◆ **EXERCISE INSTRUCTIONS**
Since the pictures are not wanted, copy only the text of every record exactly.

[Component data from apps and pages]
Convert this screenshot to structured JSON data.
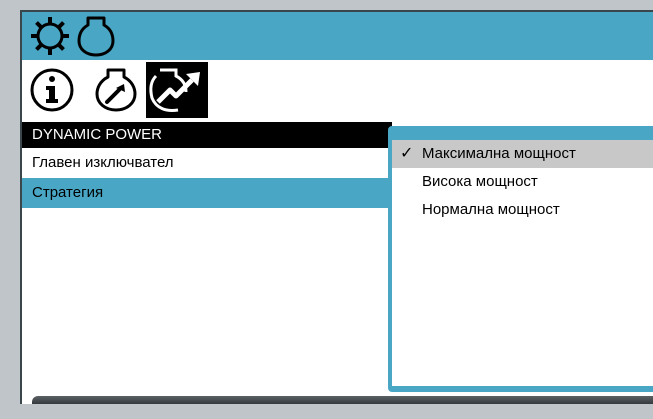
{
  "topbar": {
    "icons": [
      "gear-icon",
      "engine-icon"
    ]
  },
  "tabs": [
    {
      "icon": "info-icon",
      "active": false
    },
    {
      "icon": "engine-wrench-icon",
      "active": false
    },
    {
      "icon": "dynamic-power-icon",
      "active": true
    }
  ],
  "menu": {
    "title": "DYNAMIC POWER",
    "items": [
      {
        "label": "Главен изключвател",
        "selected": false
      },
      {
        "label": "Стратегия",
        "selected": true
      }
    ]
  },
  "popup": {
    "options": [
      {
        "label": "Максимална мощност",
        "checked": true
      },
      {
        "label": "Висока мощност",
        "checked": false
      },
      {
        "label": "Нормална мощност",
        "checked": false
      }
    ],
    "check_glyph": "✓"
  },
  "colors": {
    "accent": "#49a7c5",
    "header": "#000000",
    "checked_bg": "#c8c8c8"
  }
}
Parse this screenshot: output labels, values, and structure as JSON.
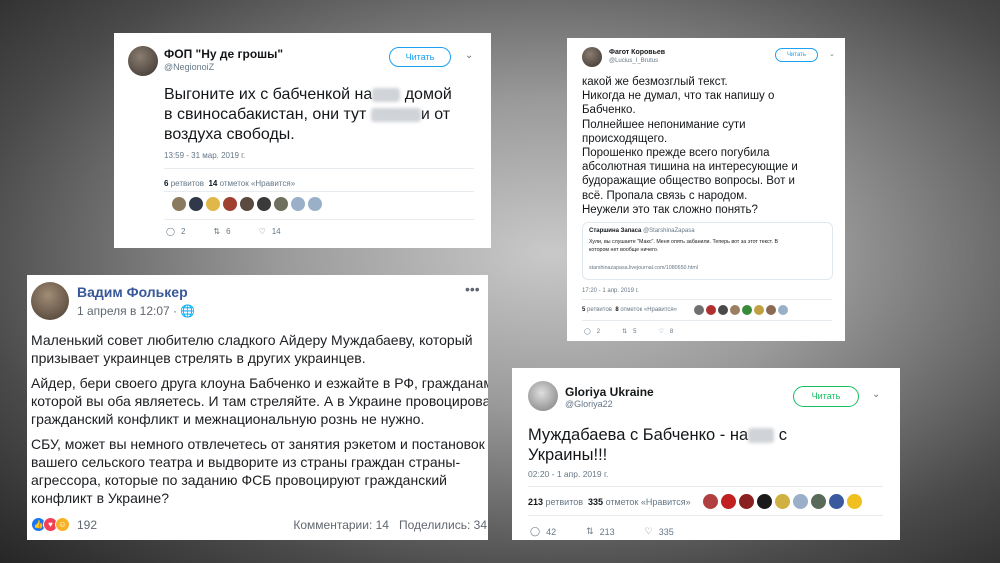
{
  "tweet1": {
    "name": "ФОП \"Ну де грошы\"",
    "handle": "@NegionoiZ",
    "follow_label": "Читать",
    "lines": [
      "Выгоните их с бабченкой на",
      "домой",
      "в свиносабакистан, они тут",
      "и от",
      "воздуха свободы."
    ],
    "timestamp": "13:59 - 31 мар. 2019 г.",
    "retweets_count": "6",
    "retweets_label": "ретвитов",
    "likes_count": "14",
    "likes_label": "отметок «Нравится»",
    "reply_count": "2",
    "retweet_action_count": "6",
    "like_action_count": "14",
    "face_colors": [
      "#8a7a60",
      "#30384a",
      "#e0b84a",
      "#a04030",
      "#5a4a40",
      "#3a3a3a",
      "#707060",
      "#9ab0c8",
      "#9ab0c8"
    ]
  },
  "tweet2": {
    "name": "Фагот Коровьев",
    "handle": "@Lucius_I_Brutus",
    "follow_label": "Читать",
    "lines": [
      "какой же безмозглый текст.",
      "Никогда не думал, что так напишу о",
      "Бабченко.",
      "Полнейшее непонимание сути",
      "происходящего.",
      "Порошенко прежде всего погубила",
      "абсолютная тишина на интересующие и",
      "будоражащие общество вопросы. Вот и",
      "всё. Пропала связь с народом.",
      "Неужели это так сложно понять?"
    ],
    "quote": {
      "name": "Старшина Запаса",
      "handle": "@StarshinaZapasa",
      "line1": "Хули, вы слушаете \"Макс\". Меня опять забанили. Теперь вот за этот текст. В",
      "line2": "котором нет вообще ничего.",
      "link": "starshinazapasa.livejournal.com/1080650.html"
    },
    "timestamp": "17:20 - 1 апр. 2019 г.",
    "retweets_count": "5",
    "retweets_label": "ретвитов",
    "likes_count": "8",
    "likes_label": "отметок «Нравится»",
    "reply_count": "2",
    "retweet_action_count": "5",
    "like_action_count": "8",
    "face_colors": [
      "#707070",
      "#b03030",
      "#4a4a4a",
      "#9a8060",
      "#3a8a3a",
      "#c0a040",
      "#8a6a50",
      "#9ab0c8"
    ]
  },
  "fb_post": {
    "name": "Вадим Фолькер",
    "date": "1 апреля в 12:07 · ",
    "date_icon": "globe-icon",
    "paragraph1": [
      "Маленький совет любителю сладкого Айдеру Муждабаеву, который",
      "призывает украинцев стрелять в других украинцев."
    ],
    "paragraph2": [
      "Айдер, бери своего друга клоуна Бабченко и езжайте в РФ, гражданами,",
      "которой вы оба являетесь. И там стреляйте. А в Украине провоцировать",
      "гражданский конфликт и межнациональную рознь не нужно."
    ],
    "paragraph3": [
      "СБУ, может вы немного отвлечетесь от занятия рэкетом и постановок",
      "вашего сельского театра и выдворите из страны граждан страны-",
      "агрессора, которые по заданию ФСБ провоцируют гражданский",
      "конфликт в Украине?"
    ],
    "reactions_count": "192",
    "comments": "Комментарии: 14",
    "shares": "Поделились: 34"
  },
  "tweet3": {
    "name": "Gloriya Ukraine",
    "handle": "@Gloriya22",
    "follow_label": "Читать",
    "line1a": "Муждабаева с Бабченко - на",
    "line1b": "с",
    "line2": "Украины!!!",
    "timestamp": "02:20 - 1 апр. 2019 г.",
    "retweets_count": "213",
    "retweets_label": "ретвитов",
    "likes_count": "335",
    "likes_label": "отметок «Нравится»",
    "reply_count": "42",
    "retweet_action_count": "213",
    "like_action_count": "335",
    "face_colors": [
      "#b04040",
      "#c02020",
      "#8a2020",
      "#1a1a1a",
      "#d0b040",
      "#9ab0c8",
      "#5a6a5a",
      "#3a5aa0",
      "#f0c020"
    ]
  },
  "colors": {
    "twitter_blue": "#1da1f2",
    "fb_blue": "#385898",
    "muted": "#657786"
  }
}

◆ **TASK RESPONSE**
Convert this screenshot to structured JSON data.
{
  "topbar": {
    "icons": [
      "gear-icon",
      "engine-icon"
    ]
  },
  "tabs": [
    {
      "icon": "info-icon",
      "active": false
    },
    {
      "icon": "engine-wrench-icon",
      "active": false
    },
    {
      "icon": "dynamic-power-icon",
      "active": true
    }
  ],
  "menu": {
    "title": "DYNAMIC POWER",
    "items": [
      {
        "label": "Главен изключвател",
        "selected": false
      },
      {
        "label": "Стратегия",
        "selected": true
      }
    ]
  },
  "popup": {
    "options": [
      {
        "label": "Максимална мощност",
        "checked": true
      },
      {
        "label": "Висока мощност",
        "checked": false
      },
      {
        "label": "Нормална мощност",
        "checked": false
      }
    ],
    "check_glyph": "✓"
  },
  "colors": {
    "accent": "#49a7c5",
    "header": "#000000",
    "checked_bg": "#c8c8c8"
  }
}
Parse this screenshot: output labels, values, and structure as JSON.
{
  "tweet1": {
    "name": "ФОП \"Ну де грошы\"",
    "handle": "@NegionoiZ",
    "follow_label": "Читать",
    "lines": [
      "Выгоните их с бабченкой на",
      "домой",
      "в свиносабакистан, они тут",
      "и от",
      "воздуха свободы."
    ],
    "timestamp": "13:59 - 31 мар. 2019 г.",
    "retweets_count": "6",
    "retweets_label": "ретвитов",
    "likes_count": "14",
    "likes_label": "отметок «Нравится»",
    "reply_count": "2",
    "retweet_action_count": "6",
    "like_action_count": "14",
    "face_colors": [
      "#8a7a60",
      "#30384a",
      "#e0b84a",
      "#a04030",
      "#5a4a40",
      "#3a3a3a",
      "#707060",
      "#9ab0c8",
      "#9ab0c8"
    ]
  },
  "tweet2": {
    "name": "Фагот Коровьев",
    "handle": "@Lucius_I_Brutus",
    "follow_label": "Читать",
    "lines": [
      "какой же безмозглый текст.",
      "Никогда не думал, что так напишу о",
      "Бабченко.",
      "Полнейшее непонимание сути",
      "происходящего.",
      "Порошенко прежде всего погубила",
      "абсолютная тишина на интересующие и",
      "будоражащие общество вопросы. Вот и",
      "всё. Пропала связь с народом.",
      "Неужели это так сложно понять?"
    ],
    "quote": {
      "name": "Старшина Запаса",
      "handle": "@StarshinaZapasa",
      "line1": "Хули, вы слушаете \"Макс\". Меня опять забанили. Теперь вот за этот текст. В",
      "line2": "котором нет вообще ничего.",
      "link": "starshinazapasa.livejournal.com/1080650.html"
    },
    "timestamp": "17:20 - 1 апр. 2019 г.",
    "retweets_count": "5",
    "retweets_label": "ретвитов",
    "likes_count": "8",
    "likes_label": "отметок «Нравится»",
    "reply_count": "2",
    "retweet_action_count": "5",
    "like_action_count": "8",
    "face_colors": [
      "#707070",
      "#b03030",
      "#4a4a4a",
      "#9a8060",
      "#3a8a3a",
      "#c0a040",
      "#8a6a50",
      "#9ab0c8"
    ]
  },
  "fb_post": {
    "name": "Вадим Фолькер",
    "date": "1 апреля в 12:07 · ",
    "date_icon": "globe-icon",
    "paragraph1": [
      "Маленький совет любителю сладкого Айдеру Муждабаеву, который",
      "призывает украинцев стрелять в других украинцев."
    ],
    "paragraph2": [
      "Айдер, бери своего друга клоуна Бабченко и езжайте в РФ, гражданами,",
      "которой вы оба являетесь. И там стреляйте. А в Украине провоцировать",
      "гражданский конфликт и межнациональную рознь не нужно."
    ],
    "paragraph3": [
      "СБУ, может вы немного отвлечетесь от занятия рэкетом и постановок",
      "вашего сельского театра и выдворите из страны граждан страны-",
      "агрессора, которые по заданию ФСБ провоцируют гражданский",
      "конфликт в Украине?"
    ],
    "reactions_count": "192",
    "comments": "Комментарии: 14",
    "shares": "Поделились: 34"
  },
  "tweet3": {
    "name": "Gloriya Ukraine",
    "handle": "@Gloriya22",
    "follow_label": "Читать",
    "line1a": "Муждабаева с Бабченко - на",
    "line1b": "с",
    "line2": "Украины!!!",
    "timestamp": "02:20 - 1 апр. 2019 г.",
    "retweets_count": "213",
    "retweets_label": "ретвитов",
    "likes_count": "335",
    "likes_label": "отметок «Нравится»",
    "reply_count": "42",
    "retweet_action_count": "213",
    "like_action_count": "335",
    "face_colors": [
      "#b04040",
      "#c02020",
      "#8a2020",
      "#1a1a1a",
      "#d0b040",
      "#9ab0c8",
      "#5a6a5a",
      "#3a5aa0",
      "#f0c020"
    ]
  },
  "colors": {
    "twitter_blue": "#1da1f2",
    "fb_blue": "#385898",
    "muted": "#657786"
  }
}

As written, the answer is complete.